Crossed eyes, also called strabismus, occurs when the eyes appear to be misaligned and point in different directions. Strabismus can occur at any age, but is most common in infants and young children. It can be seen in up to 5% of children, affecting boys and girls equally.
Strabismus can occur part of the time (intermittent) or all of the time (constant). Intermittent strabismus may worsen when the eye muscles are tired -- late in the day, for example, or during an illness. Parents may notice their infant's eyes wandering from time to time during the first few months of life, especially when the infant is tired. This occurs because the infant is still learning to focus his or her eyes and to move them together. Most babies outgrow this intermittent strabismus by the age of 3 months.
Strabismus can be caused by problems with the eye muscles, with the nerves that control the eye muscles or with the brain, where the signals for vision are processed. Strabismus can accompany some illnesses such as diabetes, high blood pressure, multiple sclerosis, myasthenia gravis or thyroid disorders.
Strabismus is classified according to the direction of misalignment. When one eye is looking straight ahead, the other eye may turn inward toward the nose (esotropia or convergent), outward toward the ear (exotropia or divergent), downward (hypotropia) or upward (hypertropia).
Esotropia is the most common type of strabismus and appears in several variations:
Strabismus has mistakenly been called lazy eye or amblyopia, which refers to diminished vision in one or both eyes beyond what is expected after correcting any eye problem as fully as possible. However, strabismus can lead to amblyopia. When the eyes are not aligned, the brain receives two different images, resulting in double vision. In young children the visual system has not reached full maturity and the brain is able to suppress the image from one eye to avoid double vision. Amblyopia results if vision from one eye is consistently suppressed and the other eye becomes dominant. Among children with strabismus, one-third to one-half develop amblyopia. Although strabismus may be obvious to the observer, only an eye doctor can confirm the diagnosis of amblyopia.
Symptoms of strabismus include:

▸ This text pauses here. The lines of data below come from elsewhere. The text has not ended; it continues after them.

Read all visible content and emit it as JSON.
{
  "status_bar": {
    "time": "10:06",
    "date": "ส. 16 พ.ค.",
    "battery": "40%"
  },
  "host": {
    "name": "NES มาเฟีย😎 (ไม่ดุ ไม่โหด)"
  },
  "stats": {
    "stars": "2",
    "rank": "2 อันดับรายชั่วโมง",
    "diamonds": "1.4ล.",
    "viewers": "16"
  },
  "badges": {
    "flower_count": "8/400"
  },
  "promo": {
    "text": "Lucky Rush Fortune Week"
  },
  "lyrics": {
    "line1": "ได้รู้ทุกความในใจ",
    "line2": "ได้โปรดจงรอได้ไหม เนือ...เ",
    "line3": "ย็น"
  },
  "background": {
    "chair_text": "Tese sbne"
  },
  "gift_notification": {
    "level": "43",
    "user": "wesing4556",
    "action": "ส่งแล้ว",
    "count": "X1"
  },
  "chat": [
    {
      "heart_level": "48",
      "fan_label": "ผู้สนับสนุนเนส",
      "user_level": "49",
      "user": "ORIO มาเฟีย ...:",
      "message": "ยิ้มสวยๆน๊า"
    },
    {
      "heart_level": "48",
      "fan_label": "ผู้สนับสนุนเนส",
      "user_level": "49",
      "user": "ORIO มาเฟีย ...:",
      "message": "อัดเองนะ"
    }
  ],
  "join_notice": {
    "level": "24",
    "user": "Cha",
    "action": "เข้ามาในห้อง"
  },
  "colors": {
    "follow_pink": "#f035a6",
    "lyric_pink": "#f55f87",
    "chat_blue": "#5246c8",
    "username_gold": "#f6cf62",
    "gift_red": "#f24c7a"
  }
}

Your doctor will ask about your child's medical history, and will test how well your child sees with each eye. The doctor will evaluate the alignment of your child's eyes, looking for evidence of uncoordinated eye movements. In infants and young children with limited ability to cooperate, the doctor will test alignment by comparing the position of a light reflecting off each eye. However, this test may not detect intermittent strabismus unless the strabismus is occurring at the time of testing. In children who are able to cooperate, both intermittent and constant strabismus can be detected using the "cover-uncover" and "alternating cover" tests. In these tests, the child stares at an object and the examiner watches the response of each of the child's eyes when the other is covered and uncovered.
The intermittent strabismus seen in infants is associated with normal development and typically goes away before 3 months of age. Other types of strabismus do not go away unless treated.
Strabismus cannot be prevented. However, complications of strabismus can be prevented if the problem is detected early and treated properly. Children should be monitored closely during infancy and the preschool years to detect potential eye problems, particularly if a relative has strabismus.
The American Association for Pediatric Ophthalmology and Strabismus, the American Academy of Pediatrics, and the American Academy of Family Physicians recommend that at a minimum all children be screened for eye health before age 6 months, regularly during each check-up, and again between 3 and 5 years of age by a pediatrician, family practitioner or ophthalmologist.
Routine vision screening for young children includes testing for strabismus, usually using the light reflex for infants, and cover testing for preschool-age children. Some health care professionals screen for vision problems with a special camera that takes instant pictures of a child's eyes. Crescents of light reflected off the eyes can indicate strabismus or other eye problems including nearsightedness, farsightedness and cataracts.
The primary goal of treatment is to preserve or restore as much visual function as possible. Treatments vary, depending on the type and cause of strabismus. Glasses are used to correct vision in the weaker eye. A patch can be worn over the preferred eye to force the child to use the weaker or suppressed eye. Eye drops are used to temporarily blur the vision of the preferred eye for the same purpose. Exercises may be prescribed to strengthen specific eye muscles. Forcing a child to use the weaker eye can improve sight by reinforcing the connection between the eye and the brain.
Surgery to tighten or loosen specific eye muscles usually is required to realign the eyes. This short operation typically is done under general anesthesia and may involve one or both eyes. Occasionally, the first surgery doesn't align the eyes completely and additional surgery is needed.
You should talk to your child's health care professional as soon as possible about any concerns about a child's ability to see or about the alignment of his or her eyes. A child who has constant strabismus at any age or intermittent strabismus that lasts beyond 3 months of age should be evaluated by a pediatric ophthalmologist.
An adult who develops double vision or other signs of strabismus should contact his or her health care professional for further evaluation.
With early detection, accurate diagnosis and proper treatment, the outlook for children with strabismus is excellent. Treatment before age 6 years of age, and especially before 2 years of age, gives the best results.
American Optometric Association
243 North Lindbergh Blvd.
St. Louis, MO 63141
Phone: 314 991-4100